Drinks industry bosses have pledged to take their fight to stop the introduction of minimum unit pricing for alcohol in Scotland to the European Court of Justice (ECJ) after their legal challenge was dismissed by a court.
The Scotch Whisky Association (SWA) has rejected pleas by MSPs, alcohol awareness charities and doctors to end their legal challenge to minimum unit pricing (MUP) after Scotland's highest civil court ruled that it was compatible with UK and European Union (EU) law.
Gavin Hewitt, chairman of the SWA, which launched the legal action with Comite Vins and spiritsEUROPE, said "this issue will eventually be considered in Luxembourg". Miles Beale, chief executive of Wine and Spirit Trade Association (WSTA), which supports the action, said the ruling "is just the first step in a long legal process".
The SWA and the other European wine and spirits producers argued that the law, passed at the Scottish Parliament last year, would restrict trade and insisted that this was unjustified even if it improved health and saved lives. They also said it will be ineffective in tackling alcohol misuse, will penalise responsible drinkers and damage the industry.
They also argued that the Alcohol (Minimum Pricing) (Scotland) Act 2012 breached the Acts of Union, which created the UK, and the Scotland Act 1998, which created the Scottish Parliament.
Judge Lord Doherty, sitting at the Court of Session in Edinburgh, said: "The court ruled that the Acts of Union were not an impediment to the MUP measures. The court also decided that the measures were not incompatible with EU law. It held that in so far as the measures had equivalent effect to quantitative restrictions on imports they were justified on the grounds of the protection of the life and health of humans."
Speaking at a press conference in the SWA's offices in Edinburgh, Mr Hewitt said: "I believe that since it is European law which is at issue, this issue will eventually be considered in Luxembourg.
"It was always possible that the judge could make a decision like this. We are disappointed. It's not an issue of shareholder value - it's an issue of the EU trading rules and the provisions of the European treaty. We believe it will be ruled illegal because European law indicates that because we've had the 30 years of judgments in the ECJ in Luxembourg which has ruled against MUP."
Mr Beale said: "While this decision is disappointing, it is just the first step in a long legal process. The SWA's decision to appeal is the right one and we support it. We are particularly concerned that the judge has failed to refer this matter to the ECJ. The European Commission and some 10 member states have expressed their concerns about the legality of MUP under EU law. MUP is an ineffective measure which will punish the majority of responsible drinkers through higher prices."
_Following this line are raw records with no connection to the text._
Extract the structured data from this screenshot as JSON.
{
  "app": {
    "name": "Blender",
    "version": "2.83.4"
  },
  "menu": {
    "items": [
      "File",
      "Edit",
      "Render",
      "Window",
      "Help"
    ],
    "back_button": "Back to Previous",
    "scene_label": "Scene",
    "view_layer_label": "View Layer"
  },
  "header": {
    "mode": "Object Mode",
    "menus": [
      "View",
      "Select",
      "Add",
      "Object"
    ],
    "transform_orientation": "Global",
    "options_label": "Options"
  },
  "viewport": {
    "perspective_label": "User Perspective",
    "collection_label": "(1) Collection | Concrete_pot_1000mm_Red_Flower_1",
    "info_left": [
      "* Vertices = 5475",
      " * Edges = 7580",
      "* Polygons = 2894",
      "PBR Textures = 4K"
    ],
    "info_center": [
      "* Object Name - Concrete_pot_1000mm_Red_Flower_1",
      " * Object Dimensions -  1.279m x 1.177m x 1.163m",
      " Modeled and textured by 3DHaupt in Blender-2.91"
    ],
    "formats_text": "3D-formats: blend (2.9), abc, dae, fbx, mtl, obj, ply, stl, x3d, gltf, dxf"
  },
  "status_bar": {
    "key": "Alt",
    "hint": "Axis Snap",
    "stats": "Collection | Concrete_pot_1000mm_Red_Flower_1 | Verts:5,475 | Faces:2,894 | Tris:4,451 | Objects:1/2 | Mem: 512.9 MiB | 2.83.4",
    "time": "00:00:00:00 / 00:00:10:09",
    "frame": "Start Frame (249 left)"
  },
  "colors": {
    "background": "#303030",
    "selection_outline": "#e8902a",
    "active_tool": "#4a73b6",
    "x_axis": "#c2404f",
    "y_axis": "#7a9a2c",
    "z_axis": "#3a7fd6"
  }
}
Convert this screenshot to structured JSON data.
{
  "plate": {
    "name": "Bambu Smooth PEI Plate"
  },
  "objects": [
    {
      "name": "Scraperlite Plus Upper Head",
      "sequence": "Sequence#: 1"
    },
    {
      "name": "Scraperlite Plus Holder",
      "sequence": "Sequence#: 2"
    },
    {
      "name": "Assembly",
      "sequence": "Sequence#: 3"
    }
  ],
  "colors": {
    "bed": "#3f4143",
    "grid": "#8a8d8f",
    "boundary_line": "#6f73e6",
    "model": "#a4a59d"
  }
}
Scottish Government figures suggest a 50p minimum price per unit of alcohol would take the cost of a 70cl bottle of vodka to more than £13 while four cans of 9% lager would increase to at least £7.92.